There are other uncertainties. Subsection 4 of this amendment would grant the Commissioner of Education the authority to revoke a waiver granted pursuant to subsection 2 "if it is determined that children attending such nonpublic elementary school are not progressing academically based on the results of nationally recognized achievement tests."
Query--may the Commissioner of Education revoke the waiver any time it comes to his or her attention that two or more children enrolled in such a school are not progressing academically? Or does this mean that the Commissioner of Education may revoke the waiver only when it is determined that all the children
enrolled in such a school are not progressing academically? If the waiver is revoked by the Commissioner of Education, the question arises whether the revocation is permanent. If not, what is the period of time? At least equally important, what
happens to the children who have attended a nonpublic school
which has been granted a waiver when it is determined by the
Commissioner of Education that they or some of their classmates are not "progressing academically based on the results of nationally recognized achievement tests?" Must the children be enrolled in a public school? Or may the children be enrolled in another nonpublic school in which a waiver has been granted?

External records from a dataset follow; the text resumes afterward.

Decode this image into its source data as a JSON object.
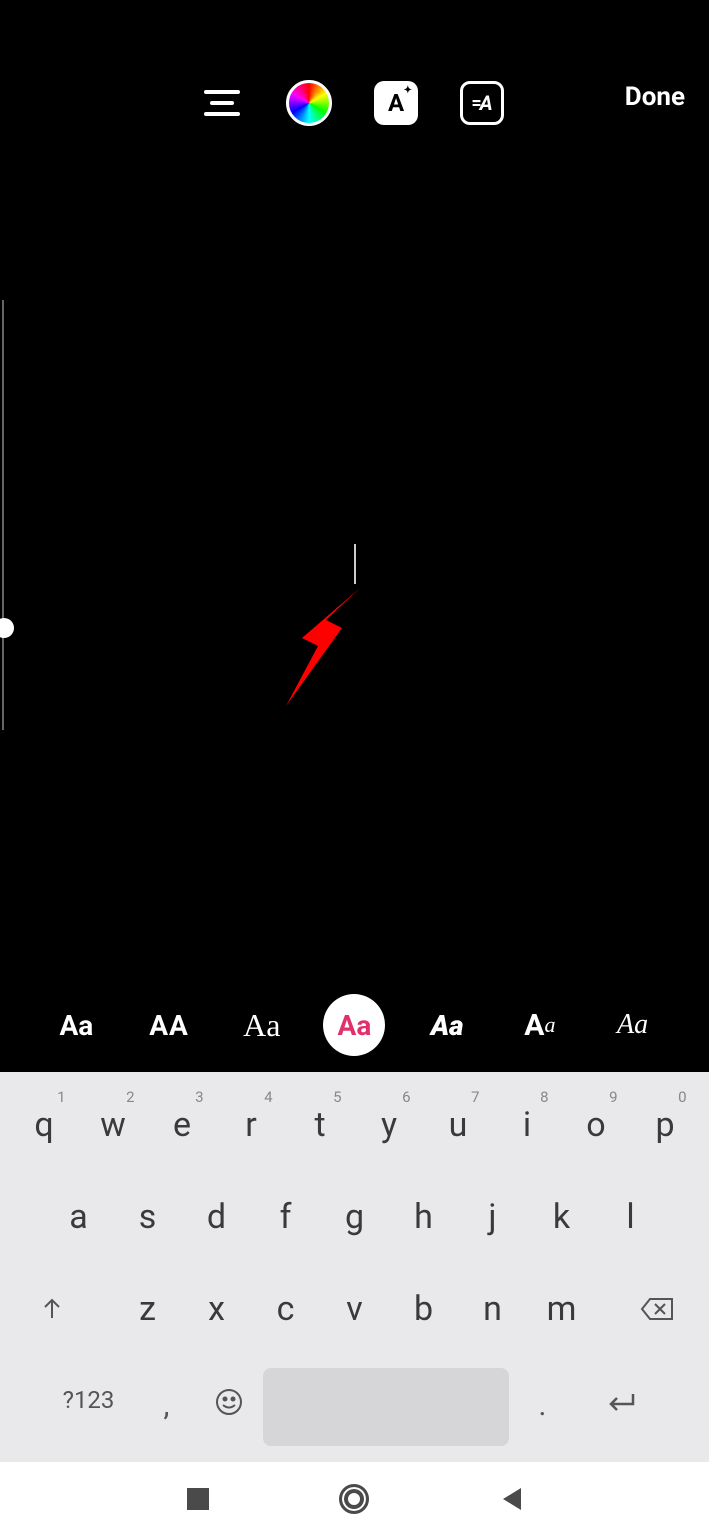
{
  "toolbar": {
    "done_label": "Done",
    "style_a_label": "A",
    "effect_label": "A"
  },
  "font_options": [
    {
      "label": "Aa"
    },
    {
      "label": "AA"
    },
    {
      "label": "Aa"
    },
    {
      "label": "Aa"
    },
    {
      "label": "Aa"
    },
    {
      "label": "Aa"
    },
    {
      "label": "Aa"
    }
  ],
  "keyboard": {
    "row1": [
      {
        "char": "q",
        "num": "1"
      },
      {
        "char": "w",
        "num": "2"
      },
      {
        "char": "e",
        "num": "3"
      },
      {
        "char": "r",
        "num": "4"
      },
      {
        "char": "t",
        "num": "5"
      },
      {
        "char": "y",
        "num": "6"
      },
      {
        "char": "u",
        "num": "7"
      },
      {
        "char": "i",
        "num": "8"
      },
      {
        "char": "o",
        "num": "9"
      },
      {
        "char": "p",
        "num": "0"
      }
    ],
    "row2": [
      {
        "char": "a"
      },
      {
        "char": "s"
      },
      {
        "char": "d"
      },
      {
        "char": "f"
      },
      {
        "char": "g"
      },
      {
        "char": "h"
      },
      {
        "char": "j"
      },
      {
        "char": "k"
      },
      {
        "char": "l"
      }
    ],
    "row3": [
      {
        "char": "z"
      },
      {
        "char": "x"
      },
      {
        "char": "c"
      },
      {
        "char": "v"
      },
      {
        "char": "b"
      },
      {
        "char": "n"
      },
      {
        "char": "m"
      }
    ],
    "symnum_label": "?123",
    "comma_label": ",",
    "period_label": "."
  }
}
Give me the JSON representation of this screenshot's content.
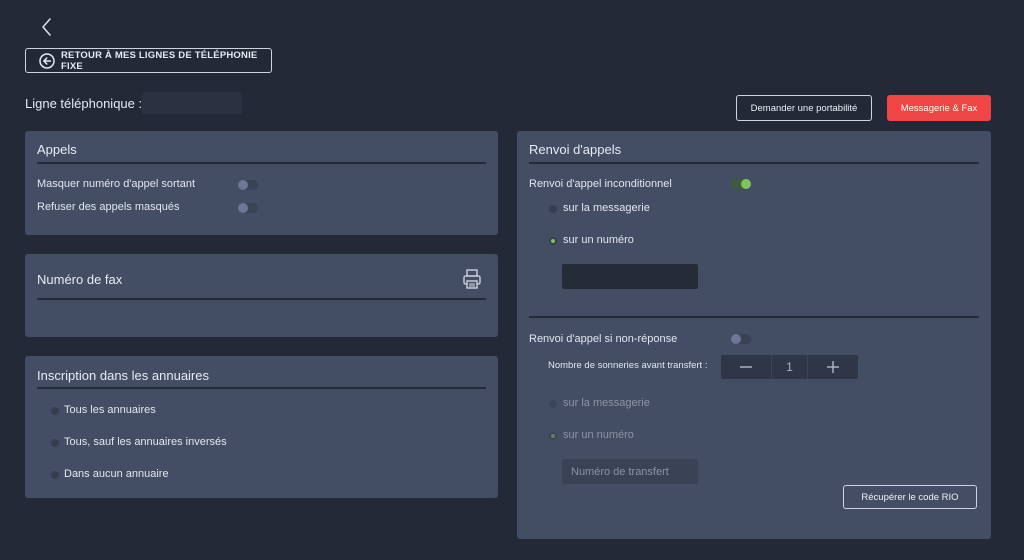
{
  "header": {
    "back_button_label": "RETOUR À MES LIGNES DE TÉLÉPHONIE FIXE",
    "line_label": "Ligne téléphonique :",
    "line_value": "",
    "portability_button": "Demander une portabilité",
    "messaging_button": "Messagerie & Fax"
  },
  "appels": {
    "title": "Appels",
    "rows": [
      {
        "label": "Masquer numéro d'appel sortant",
        "enabled": false
      },
      {
        "label": "Refuser des appels masqués",
        "enabled": false
      }
    ]
  },
  "fax": {
    "title": "Numéro de fax",
    "icon": "printer-icon"
  },
  "annuaires": {
    "title": "Inscription dans les annuaires",
    "options": [
      {
        "label": "Tous les annuaires",
        "selected": false
      },
      {
        "label": "Tous, sauf les annuaires inversés",
        "selected": false
      },
      {
        "label": "Dans aucun annuaire",
        "selected": false
      }
    ]
  },
  "renvoi": {
    "title": "Renvoi d'appels",
    "unconditional": {
      "label": "Renvoi d'appel inconditionnel",
      "enabled": true,
      "options": [
        {
          "label": "sur la messagerie",
          "selected": false
        },
        {
          "label": "sur un numéro",
          "selected": true
        }
      ],
      "number_value": ""
    },
    "no_answer": {
      "label": "Renvoi d'appel si non-réponse",
      "enabled": false,
      "rings_label": "Nombre de sonneries avant transfert :",
      "rings_value": "1",
      "options": [
        {
          "label": "sur la messagerie",
          "selected": false
        },
        {
          "label": "sur un numéro",
          "selected": true
        }
      ],
      "transfer_placeholder": "Numéro de transfert"
    },
    "rio_button": "Récupérer le code RIO"
  },
  "colors": {
    "background": "#242937",
    "card": "#434d63",
    "accent_red": "#f04545",
    "toggle_on": "#7dc75a"
  }
}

Or may the children be enrolled in a legally approved nonpublic school which has not requested a waiver?

The above are just a few of the uncertainties associated with this amendment. It is, of course, a basic principle of due process that an enactment is void for vagueness if its prohibitions are not clearly defined. Grayned v. City of Rockford, 408 U.S. 104 (1972). Vague laws offend several important values. First, man is free to steer between lawful and unlawful conduct. Consequently, courts quite properly insist that laws give the person of ordinary intelligence a reasonable opportunity to know what is prohibited so that he may act accordingly. Second, if arbitrary and discriminatory enforcement is to be prevented, laws must provide explicit standards for those who apply them. Third, where a vague statute abuts upon sensitive areas of basic First Amendment freedoms, it operates to inhibit the exercise of those freedoms. Where, as here, a section of a legislative bill contains a number of uncertainties which are connected with the legislative bill as a whole, we can only conclude that it is void for vagueness. It is therefore our opinion that the above-quoted amendment is unconstitutional.


Sincerely,

PAUL L. DOUGLAS
Attorney General